Task prompt> Some lines of these records may hold the word "false"; state how many, using only the number.

Collection entries
--- START ---
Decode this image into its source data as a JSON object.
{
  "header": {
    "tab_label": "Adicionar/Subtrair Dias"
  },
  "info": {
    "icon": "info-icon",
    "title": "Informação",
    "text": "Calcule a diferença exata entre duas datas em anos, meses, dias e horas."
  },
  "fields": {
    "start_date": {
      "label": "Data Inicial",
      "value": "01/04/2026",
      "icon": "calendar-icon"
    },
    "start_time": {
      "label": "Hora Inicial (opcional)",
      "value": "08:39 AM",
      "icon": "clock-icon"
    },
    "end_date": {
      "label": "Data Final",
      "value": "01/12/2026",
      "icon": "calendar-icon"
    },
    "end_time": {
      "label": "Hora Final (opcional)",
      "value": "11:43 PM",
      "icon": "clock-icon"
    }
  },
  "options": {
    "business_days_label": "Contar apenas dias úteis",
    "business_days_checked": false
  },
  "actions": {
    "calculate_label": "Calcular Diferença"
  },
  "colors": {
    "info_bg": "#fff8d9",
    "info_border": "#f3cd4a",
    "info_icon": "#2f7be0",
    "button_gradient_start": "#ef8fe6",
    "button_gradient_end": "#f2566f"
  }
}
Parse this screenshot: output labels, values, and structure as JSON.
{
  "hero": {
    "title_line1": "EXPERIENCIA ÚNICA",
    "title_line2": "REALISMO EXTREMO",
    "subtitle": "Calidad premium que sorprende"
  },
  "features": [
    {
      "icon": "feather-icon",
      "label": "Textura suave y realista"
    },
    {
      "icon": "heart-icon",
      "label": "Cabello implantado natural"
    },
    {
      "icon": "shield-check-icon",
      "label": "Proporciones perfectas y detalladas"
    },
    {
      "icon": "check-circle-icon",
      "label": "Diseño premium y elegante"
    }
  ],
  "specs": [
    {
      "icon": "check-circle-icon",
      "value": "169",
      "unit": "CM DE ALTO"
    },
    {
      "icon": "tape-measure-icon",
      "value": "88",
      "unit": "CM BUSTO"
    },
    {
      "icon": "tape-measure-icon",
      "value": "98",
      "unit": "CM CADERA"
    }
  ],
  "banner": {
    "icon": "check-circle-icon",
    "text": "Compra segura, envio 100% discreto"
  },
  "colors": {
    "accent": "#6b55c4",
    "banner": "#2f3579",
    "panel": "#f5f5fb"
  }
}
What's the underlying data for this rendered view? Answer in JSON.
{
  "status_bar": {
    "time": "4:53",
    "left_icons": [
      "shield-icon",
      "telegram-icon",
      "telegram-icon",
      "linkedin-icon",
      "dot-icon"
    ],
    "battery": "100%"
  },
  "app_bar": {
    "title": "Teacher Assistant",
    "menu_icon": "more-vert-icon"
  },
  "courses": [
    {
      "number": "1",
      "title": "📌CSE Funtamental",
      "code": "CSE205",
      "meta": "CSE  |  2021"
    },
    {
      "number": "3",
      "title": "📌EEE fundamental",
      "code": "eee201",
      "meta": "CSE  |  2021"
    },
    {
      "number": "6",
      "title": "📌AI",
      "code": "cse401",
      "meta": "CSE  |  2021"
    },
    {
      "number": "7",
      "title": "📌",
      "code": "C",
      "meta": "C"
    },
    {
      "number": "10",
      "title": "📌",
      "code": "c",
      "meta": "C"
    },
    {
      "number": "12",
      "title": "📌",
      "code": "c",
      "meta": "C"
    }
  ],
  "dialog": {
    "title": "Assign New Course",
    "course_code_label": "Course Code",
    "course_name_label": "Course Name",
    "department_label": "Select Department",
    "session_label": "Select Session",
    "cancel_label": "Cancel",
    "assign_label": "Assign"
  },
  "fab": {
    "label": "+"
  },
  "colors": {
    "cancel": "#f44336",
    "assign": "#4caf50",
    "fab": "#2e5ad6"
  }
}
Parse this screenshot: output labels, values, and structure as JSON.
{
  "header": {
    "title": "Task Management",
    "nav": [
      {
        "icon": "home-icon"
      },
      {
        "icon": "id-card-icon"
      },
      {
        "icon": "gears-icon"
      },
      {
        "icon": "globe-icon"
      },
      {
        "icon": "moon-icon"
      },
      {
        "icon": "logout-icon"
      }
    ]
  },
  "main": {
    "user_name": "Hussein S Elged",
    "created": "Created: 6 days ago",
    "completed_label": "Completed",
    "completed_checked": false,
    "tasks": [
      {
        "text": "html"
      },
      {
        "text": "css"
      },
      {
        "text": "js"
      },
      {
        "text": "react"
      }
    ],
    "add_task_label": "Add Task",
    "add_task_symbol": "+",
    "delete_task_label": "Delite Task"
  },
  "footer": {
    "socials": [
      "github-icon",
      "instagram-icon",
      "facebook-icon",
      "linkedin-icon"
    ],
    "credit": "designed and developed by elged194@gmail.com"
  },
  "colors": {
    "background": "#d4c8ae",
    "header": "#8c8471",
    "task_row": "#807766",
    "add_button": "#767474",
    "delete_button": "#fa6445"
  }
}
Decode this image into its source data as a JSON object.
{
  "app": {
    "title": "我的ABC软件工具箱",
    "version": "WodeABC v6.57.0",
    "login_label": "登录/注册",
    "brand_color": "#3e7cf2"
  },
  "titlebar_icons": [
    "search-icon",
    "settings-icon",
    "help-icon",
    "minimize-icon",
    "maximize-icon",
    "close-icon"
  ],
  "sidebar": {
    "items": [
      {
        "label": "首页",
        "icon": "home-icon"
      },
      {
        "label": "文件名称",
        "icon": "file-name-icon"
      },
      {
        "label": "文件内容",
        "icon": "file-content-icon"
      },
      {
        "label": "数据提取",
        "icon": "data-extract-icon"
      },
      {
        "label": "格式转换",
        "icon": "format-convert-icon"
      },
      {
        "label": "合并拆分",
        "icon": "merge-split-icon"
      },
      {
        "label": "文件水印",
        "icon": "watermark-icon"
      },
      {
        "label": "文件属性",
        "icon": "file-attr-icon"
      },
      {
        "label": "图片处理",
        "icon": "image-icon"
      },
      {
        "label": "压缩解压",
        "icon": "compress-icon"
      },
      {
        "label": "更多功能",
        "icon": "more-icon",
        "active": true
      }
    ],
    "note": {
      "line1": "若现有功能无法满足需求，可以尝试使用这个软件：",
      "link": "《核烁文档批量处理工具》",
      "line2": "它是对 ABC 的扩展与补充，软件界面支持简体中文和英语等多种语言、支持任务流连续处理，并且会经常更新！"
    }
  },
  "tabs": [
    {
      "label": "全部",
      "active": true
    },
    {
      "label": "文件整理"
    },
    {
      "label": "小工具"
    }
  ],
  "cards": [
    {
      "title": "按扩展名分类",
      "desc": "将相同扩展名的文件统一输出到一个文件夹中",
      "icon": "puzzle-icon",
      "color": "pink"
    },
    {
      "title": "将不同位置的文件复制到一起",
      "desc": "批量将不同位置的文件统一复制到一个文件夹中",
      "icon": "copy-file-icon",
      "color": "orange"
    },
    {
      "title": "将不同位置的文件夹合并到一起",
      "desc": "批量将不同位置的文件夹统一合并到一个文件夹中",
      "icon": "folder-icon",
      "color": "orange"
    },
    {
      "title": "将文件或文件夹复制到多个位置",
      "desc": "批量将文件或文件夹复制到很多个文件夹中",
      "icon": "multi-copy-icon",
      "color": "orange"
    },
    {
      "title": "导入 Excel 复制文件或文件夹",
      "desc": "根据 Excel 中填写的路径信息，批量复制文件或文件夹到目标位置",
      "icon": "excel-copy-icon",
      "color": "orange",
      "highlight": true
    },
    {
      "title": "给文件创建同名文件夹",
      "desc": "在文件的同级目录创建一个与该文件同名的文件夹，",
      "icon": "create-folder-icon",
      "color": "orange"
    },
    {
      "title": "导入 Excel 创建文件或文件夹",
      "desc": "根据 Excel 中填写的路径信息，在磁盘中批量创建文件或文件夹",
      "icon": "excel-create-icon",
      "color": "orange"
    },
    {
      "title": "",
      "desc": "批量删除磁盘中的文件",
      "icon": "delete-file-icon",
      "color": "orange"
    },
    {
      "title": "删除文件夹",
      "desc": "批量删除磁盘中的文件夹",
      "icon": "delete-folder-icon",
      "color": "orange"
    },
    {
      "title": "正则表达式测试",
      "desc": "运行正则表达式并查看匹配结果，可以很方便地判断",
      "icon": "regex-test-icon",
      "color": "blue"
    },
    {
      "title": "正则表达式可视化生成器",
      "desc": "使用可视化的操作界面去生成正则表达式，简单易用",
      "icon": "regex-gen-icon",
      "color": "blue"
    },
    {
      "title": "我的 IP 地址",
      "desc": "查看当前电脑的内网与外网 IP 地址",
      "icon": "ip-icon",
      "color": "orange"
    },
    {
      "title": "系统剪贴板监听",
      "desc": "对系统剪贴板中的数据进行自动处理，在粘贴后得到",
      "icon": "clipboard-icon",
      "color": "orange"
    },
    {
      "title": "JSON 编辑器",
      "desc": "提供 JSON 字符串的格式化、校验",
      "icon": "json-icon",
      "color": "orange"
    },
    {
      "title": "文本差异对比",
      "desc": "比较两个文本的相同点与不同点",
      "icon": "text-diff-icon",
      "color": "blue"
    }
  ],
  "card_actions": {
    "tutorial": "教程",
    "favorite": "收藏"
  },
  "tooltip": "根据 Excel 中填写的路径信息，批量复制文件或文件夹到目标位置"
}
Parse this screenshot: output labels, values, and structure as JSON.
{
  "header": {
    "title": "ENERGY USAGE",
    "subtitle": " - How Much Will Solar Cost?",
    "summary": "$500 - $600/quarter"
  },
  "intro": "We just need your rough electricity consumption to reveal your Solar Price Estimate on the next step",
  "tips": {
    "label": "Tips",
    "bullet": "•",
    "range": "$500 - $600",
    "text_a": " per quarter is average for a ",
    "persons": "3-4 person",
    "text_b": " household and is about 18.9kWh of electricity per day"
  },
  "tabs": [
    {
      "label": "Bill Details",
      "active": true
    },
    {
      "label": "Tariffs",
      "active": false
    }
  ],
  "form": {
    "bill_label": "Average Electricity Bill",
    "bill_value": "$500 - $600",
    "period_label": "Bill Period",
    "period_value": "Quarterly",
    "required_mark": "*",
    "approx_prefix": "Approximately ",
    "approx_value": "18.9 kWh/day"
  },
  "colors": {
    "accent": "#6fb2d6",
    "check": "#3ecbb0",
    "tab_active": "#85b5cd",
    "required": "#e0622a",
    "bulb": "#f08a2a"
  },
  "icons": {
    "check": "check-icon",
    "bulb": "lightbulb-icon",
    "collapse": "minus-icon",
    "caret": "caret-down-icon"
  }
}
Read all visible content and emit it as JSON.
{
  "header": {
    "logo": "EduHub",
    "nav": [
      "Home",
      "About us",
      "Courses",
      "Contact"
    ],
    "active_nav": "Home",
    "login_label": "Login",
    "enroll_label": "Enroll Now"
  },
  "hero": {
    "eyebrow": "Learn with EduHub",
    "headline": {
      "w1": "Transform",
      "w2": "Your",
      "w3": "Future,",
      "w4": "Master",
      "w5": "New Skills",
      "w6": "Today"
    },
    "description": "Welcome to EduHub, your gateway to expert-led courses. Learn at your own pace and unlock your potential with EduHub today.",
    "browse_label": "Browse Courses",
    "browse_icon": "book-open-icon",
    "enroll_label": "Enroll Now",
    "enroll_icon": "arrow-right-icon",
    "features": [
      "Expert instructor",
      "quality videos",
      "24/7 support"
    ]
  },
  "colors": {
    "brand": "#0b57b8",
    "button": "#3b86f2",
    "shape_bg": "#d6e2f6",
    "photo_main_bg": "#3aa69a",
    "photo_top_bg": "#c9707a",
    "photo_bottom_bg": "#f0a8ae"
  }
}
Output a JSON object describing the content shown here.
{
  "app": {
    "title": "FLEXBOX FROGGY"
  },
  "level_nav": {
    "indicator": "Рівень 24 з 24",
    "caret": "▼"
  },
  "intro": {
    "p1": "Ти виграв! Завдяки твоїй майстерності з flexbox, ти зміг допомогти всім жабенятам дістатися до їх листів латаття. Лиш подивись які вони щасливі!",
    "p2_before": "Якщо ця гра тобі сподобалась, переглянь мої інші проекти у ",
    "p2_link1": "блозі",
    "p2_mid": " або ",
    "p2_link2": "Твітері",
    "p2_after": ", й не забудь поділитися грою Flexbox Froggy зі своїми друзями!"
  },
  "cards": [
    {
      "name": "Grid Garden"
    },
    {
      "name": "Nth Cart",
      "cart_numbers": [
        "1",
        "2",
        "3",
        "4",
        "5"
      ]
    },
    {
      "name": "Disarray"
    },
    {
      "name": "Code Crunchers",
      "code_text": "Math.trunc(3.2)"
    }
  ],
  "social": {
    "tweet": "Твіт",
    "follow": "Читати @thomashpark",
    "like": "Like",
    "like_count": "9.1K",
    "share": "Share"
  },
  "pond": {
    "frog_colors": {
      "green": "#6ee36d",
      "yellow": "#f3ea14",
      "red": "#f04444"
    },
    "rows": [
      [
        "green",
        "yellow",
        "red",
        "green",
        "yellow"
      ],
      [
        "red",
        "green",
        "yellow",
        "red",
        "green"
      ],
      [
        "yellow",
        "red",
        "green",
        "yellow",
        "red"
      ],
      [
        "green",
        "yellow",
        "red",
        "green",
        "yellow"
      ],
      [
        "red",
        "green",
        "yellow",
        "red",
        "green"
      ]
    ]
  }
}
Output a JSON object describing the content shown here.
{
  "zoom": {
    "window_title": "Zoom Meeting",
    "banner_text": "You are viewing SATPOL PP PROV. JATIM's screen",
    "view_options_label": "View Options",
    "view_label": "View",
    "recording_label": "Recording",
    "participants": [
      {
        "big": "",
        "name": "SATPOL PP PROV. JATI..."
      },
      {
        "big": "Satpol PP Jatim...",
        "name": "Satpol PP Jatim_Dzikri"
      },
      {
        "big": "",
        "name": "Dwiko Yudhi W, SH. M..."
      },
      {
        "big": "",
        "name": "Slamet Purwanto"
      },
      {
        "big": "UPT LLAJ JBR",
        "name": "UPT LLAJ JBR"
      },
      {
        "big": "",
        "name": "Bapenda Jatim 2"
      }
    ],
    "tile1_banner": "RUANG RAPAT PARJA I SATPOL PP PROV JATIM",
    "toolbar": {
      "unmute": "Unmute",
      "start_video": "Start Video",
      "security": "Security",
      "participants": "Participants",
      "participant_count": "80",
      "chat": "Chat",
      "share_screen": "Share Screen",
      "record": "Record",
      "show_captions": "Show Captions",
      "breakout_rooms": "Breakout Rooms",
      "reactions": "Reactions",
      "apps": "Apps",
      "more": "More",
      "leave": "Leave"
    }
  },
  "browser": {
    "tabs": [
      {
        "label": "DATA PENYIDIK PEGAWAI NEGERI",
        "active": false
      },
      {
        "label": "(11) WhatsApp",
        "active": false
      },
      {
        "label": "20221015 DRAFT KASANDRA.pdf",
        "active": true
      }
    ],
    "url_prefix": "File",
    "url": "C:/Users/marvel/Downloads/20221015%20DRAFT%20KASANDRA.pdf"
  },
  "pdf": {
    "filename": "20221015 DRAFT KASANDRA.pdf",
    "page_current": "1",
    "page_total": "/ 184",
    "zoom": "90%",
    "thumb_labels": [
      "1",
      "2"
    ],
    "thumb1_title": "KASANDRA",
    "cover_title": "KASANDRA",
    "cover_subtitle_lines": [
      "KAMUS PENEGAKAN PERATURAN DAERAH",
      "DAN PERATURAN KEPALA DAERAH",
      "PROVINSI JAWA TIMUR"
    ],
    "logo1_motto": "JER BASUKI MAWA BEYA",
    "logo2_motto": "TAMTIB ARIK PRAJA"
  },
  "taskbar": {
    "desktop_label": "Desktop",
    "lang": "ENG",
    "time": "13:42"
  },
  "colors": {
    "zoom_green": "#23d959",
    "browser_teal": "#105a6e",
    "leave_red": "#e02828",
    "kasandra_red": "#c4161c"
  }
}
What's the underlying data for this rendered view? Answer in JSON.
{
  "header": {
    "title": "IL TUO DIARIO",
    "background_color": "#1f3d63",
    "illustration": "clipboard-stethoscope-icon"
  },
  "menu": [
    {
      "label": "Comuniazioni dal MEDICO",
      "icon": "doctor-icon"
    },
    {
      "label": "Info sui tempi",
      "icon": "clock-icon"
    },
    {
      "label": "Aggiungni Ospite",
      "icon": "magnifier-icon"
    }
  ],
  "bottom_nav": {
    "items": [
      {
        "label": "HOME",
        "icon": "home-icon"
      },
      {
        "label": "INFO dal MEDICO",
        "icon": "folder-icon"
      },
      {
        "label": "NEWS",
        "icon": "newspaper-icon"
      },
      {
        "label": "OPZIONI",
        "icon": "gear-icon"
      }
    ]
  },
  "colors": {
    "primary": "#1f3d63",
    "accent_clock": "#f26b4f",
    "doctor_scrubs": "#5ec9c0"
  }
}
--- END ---
Reply> 5